Entries from a dataset of interfaces
┏━━

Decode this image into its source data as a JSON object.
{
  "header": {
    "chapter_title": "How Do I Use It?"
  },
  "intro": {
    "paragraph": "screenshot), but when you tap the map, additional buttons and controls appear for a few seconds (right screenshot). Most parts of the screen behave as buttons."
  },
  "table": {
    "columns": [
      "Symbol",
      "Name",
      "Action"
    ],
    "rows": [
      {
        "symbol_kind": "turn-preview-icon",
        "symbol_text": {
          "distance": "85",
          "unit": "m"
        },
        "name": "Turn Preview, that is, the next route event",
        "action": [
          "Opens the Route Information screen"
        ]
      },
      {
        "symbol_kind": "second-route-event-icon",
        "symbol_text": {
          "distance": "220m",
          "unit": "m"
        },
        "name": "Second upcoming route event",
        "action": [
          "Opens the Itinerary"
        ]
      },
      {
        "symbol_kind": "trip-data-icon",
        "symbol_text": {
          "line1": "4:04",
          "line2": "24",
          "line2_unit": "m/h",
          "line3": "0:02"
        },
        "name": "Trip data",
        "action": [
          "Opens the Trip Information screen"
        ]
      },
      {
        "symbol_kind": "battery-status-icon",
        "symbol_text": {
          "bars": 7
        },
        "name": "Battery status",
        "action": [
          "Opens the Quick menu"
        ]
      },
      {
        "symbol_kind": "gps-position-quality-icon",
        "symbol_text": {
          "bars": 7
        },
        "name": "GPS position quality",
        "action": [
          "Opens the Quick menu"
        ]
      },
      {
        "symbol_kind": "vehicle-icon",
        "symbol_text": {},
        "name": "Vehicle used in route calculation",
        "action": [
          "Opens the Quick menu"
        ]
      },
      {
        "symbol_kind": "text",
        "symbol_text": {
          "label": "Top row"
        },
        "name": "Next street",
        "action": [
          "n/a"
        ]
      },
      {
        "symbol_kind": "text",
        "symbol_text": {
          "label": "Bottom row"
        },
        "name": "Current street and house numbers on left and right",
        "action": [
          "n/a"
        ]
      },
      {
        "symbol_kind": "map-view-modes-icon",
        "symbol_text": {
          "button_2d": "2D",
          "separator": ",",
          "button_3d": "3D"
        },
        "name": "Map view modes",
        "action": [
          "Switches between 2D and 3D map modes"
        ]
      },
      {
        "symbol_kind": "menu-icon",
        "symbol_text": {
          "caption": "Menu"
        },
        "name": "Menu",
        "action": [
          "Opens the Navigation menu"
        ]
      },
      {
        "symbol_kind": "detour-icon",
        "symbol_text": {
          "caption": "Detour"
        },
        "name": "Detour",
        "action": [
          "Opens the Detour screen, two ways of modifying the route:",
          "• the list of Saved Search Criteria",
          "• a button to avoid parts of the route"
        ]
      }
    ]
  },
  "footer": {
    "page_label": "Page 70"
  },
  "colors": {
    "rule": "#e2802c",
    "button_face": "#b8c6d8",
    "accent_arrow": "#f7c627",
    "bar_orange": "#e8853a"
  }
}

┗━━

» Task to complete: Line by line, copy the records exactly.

» Output below:
Decode this image into its source data as a JSON object.
{
  "header": {
    "chapter_title": "How Do I Use It?"
  },
  "intro": {
    "paragraph": "screenshot), but when you tap the map, additional buttons and controls appear for a few seconds (right screenshot). Most parts of the screen behave as buttons."
  },
  "table": {
    "columns": [
      "Symbol",
      "Name",
      "Action"
    ],
    "rows": [
      {
        "symbol_kind": "turn-preview-icon",
        "symbol_text": {
          "distance": "85",
          "unit": "m"
        },
        "name": "Turn Preview, that is, the next route event",
        "action": [
          "Opens the Route Information screen"
        ]
      },
      {
        "symbol_kind": "second-route-event-icon",
        "symbol_text": {
          "distance": "220m",
          "unit": "m"
        },
        "name": "Second upcoming route event",
        "action": [
          "Opens the Itinerary"
        ]
      },
      {
        "symbol_kind": "trip-data-icon",
        "symbol_text": {
          "line1": "4:04",
          "line2": "24",
          "line2_unit": "m/h",
          "line3": "0:02"
        },
        "name": "Trip data",
        "action": [
          "Opens the Trip Information screen"
        ]
      },
      {
        "symbol_kind": "battery-status-icon",
        "symbol_text": {
          "bars": 7
        },
        "name": "Battery status",
        "action": [
          "Opens the Quick menu"
        ]
      },
      {
        "symbol_kind": "gps-position-quality-icon",
        "symbol_text": {
          "bars": 7
        },
        "name": "GPS position quality",
        "action": [
          "Opens the Quick menu"
        ]
      },
      {
        "symbol_kind": "vehicle-icon",
        "symbol_text": {},
        "name": "Vehicle used in route calculation",
        "action": [
          "Opens the Quick menu"
        ]
      },
      {
        "symbol_kind": "text",
        "symbol_text": {
          "label": "Top row"
        },
        "name": "Next street",
        "action": [
          "n/a"
        ]
      },
      {
        "symbol_kind": "text",
        "symbol_text": {
          "label": "Bottom row"
        },
        "name": "Current street and house numbers on left and right",
        "action": [
          "n/a"
        ]
      },
      {
        "symbol_kind": "map-view-modes-icon",
        "symbol_text": {
          "button_2d": "2D",
          "separator": ",",
          "button_3d": "3D"
        },
        "name": "Map view modes",
        "action": [
          "Switches between 2D and 3D map modes"
        ]
      },
      {
        "symbol_kind": "menu-icon",
        "symbol_text": {
          "caption": "Menu"
        },
        "name": "Menu",
        "action": [
          "Opens the Navigation menu"
        ]
      },
      {
        "symbol_kind": "detour-icon",
        "symbol_text": {
          "caption": "Detour"
        },
        "name": "Detour",
        "action": [
          "Opens the Detour screen, two ways of modifying the route:",
          "• the list of Saved Search Criteria",
          "• a button to avoid parts of the route"
        ]
      }
    ]
  },
  "footer": {
    "page_label": "Page 70"
  },
  "colors": {
    "rule": "#e2802c",
    "button_face": "#b8c6d8",
    "accent_arrow": "#f7c627",
    "bar_orange": "#e8853a"
  }
}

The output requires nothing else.